Mysterious fast radio bursts

Fast Radio Bursts (FRBs) are mysterious, millisecond flashes of radio light of unknown origin from far outside the Milky Way. The nature of FRBs, including their emission mechanism and environment, is one of the most perplexing enigmas in astrophysics and a major front for research. To deepen the mystery, a subset of FRB sources emits multiple bursts, the so-called “repeaters,” while for most FRBs only one burst is observed. Their all-sky rate of ~1,000 per day suggests the phenomenon is ubiquitous.

Progenitor candidates

There is no consensus about the FRB origin despite a large number of recent detections. Understanding these enigmatic new objects remains one of the most important missions of astronomy. Diverse progenitors have been proposed as the origin of FRBs, including white dwarfs, old neutron stars, old black holes, magnetars, young pulsars, supernovae remnants, and active supermassive black holes.

Why unknown?

Previous observatories have been hampered by the following four problems

Lack of localization capability

Poor field of view

Missing FRBs due to narrow time windows

Mismatch with multi-messengers

BURSTT adresses these four challenges

BURSTT overcomes the four challenges with the following advantages

Accurate localization

Extremely wide field of view

Complete census of nearby FRBs with a long time window

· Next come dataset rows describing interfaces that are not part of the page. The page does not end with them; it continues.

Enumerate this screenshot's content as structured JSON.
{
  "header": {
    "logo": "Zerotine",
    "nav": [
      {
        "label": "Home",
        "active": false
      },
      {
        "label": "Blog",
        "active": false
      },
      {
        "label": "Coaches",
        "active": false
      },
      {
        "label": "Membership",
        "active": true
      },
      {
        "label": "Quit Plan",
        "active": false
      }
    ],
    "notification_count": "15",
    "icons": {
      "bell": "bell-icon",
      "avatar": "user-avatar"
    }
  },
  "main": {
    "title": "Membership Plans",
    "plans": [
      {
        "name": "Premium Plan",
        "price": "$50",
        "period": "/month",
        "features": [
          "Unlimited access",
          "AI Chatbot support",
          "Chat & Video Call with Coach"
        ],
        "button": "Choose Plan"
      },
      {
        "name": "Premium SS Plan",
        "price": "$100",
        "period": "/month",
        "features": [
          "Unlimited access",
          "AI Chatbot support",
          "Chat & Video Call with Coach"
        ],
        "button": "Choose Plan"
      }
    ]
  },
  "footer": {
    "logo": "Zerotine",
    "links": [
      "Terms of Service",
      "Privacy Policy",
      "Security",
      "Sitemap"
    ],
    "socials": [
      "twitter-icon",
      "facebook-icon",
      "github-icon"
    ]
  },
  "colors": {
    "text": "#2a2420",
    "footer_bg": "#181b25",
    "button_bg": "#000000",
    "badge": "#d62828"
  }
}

Synergy with multi-messengers

Science cases

Progenitor identification

FRB statistics

Multi-wavelength/messenger counterparts

Host galaxies



Future BURSTT-2048 sciences

Once the origin of FRBs is understood, FRBs can be employed as cosmic probes to address key science challenges

Dark energy

Dark matter

Missing baryon problem

Cosmic reionization

Cosmic expansion

Testing General Relativity

Image credits

  • The first image: Chalmers University of Technology/Daniëlle Futselaar, © Institute of Physics (the “Institute”) and IOP Publishing Limited 2019.

  • The second image: Chalmers University of Technology/Daniëlle Futselaar,

  • The third image: Tetsuya Hashimoto, Mark Garlick, B.Kiziltan/T. Karacan, Tetsuya Hashimoto, Nature astronomy, NASA, and MIT Kavli.

  • The fourth and eighth images: ESA/Hubble & NASA, F. Pacaud, D. Coe

  • The fifth and ninth images: Milky Way Panorama.

  • The sixth and tenth images: BURSTT

  • The seventh image: NASA’s Goddard Space Flight Center/CI Lab

  • The 11th image: National Science Foundation/LIGO/Sonoma State University/A. Simonnet

  • The 12th image: Tetsuya Hashimoto

  • The 13th image: Tetsuya Hashimoto et al., 2022, Monthly Notices of the Royal Astronomical Society, Volume 511, Issue 2, pp.1961-1976

  • The 14th image: IceCube Neutrino Observatory

  • The 15th image: Gemini Observatory / NSF’s National Optical-Infrared Astronomy Research Laboratory / AURA

  • The 16th image: Ravi et al., 2016, Science, Volume 354, Issue 6317, pp. 1249-1252

  • The 17th image: Cho et al., 2020, the Astrophysical Journal Letters, Volume 891, Issue 2, id.L38, 10 pp.

  • The 18th image: Astronomy/Roen Kelly

  • The 19th image: ScienceAlert/sakkmesterke/iStock

  • The 20th image: Illustris Collaboration

  • The 21st image: Loeb A., 2006, SciAm, 295,46

  • The 22nd image: Eugenio Bianchi, Carlo Rovelli & Rocky Kolb 2010, Nature, 446,321-322,

  • The 23rd image: Albert Einstein, Associated Press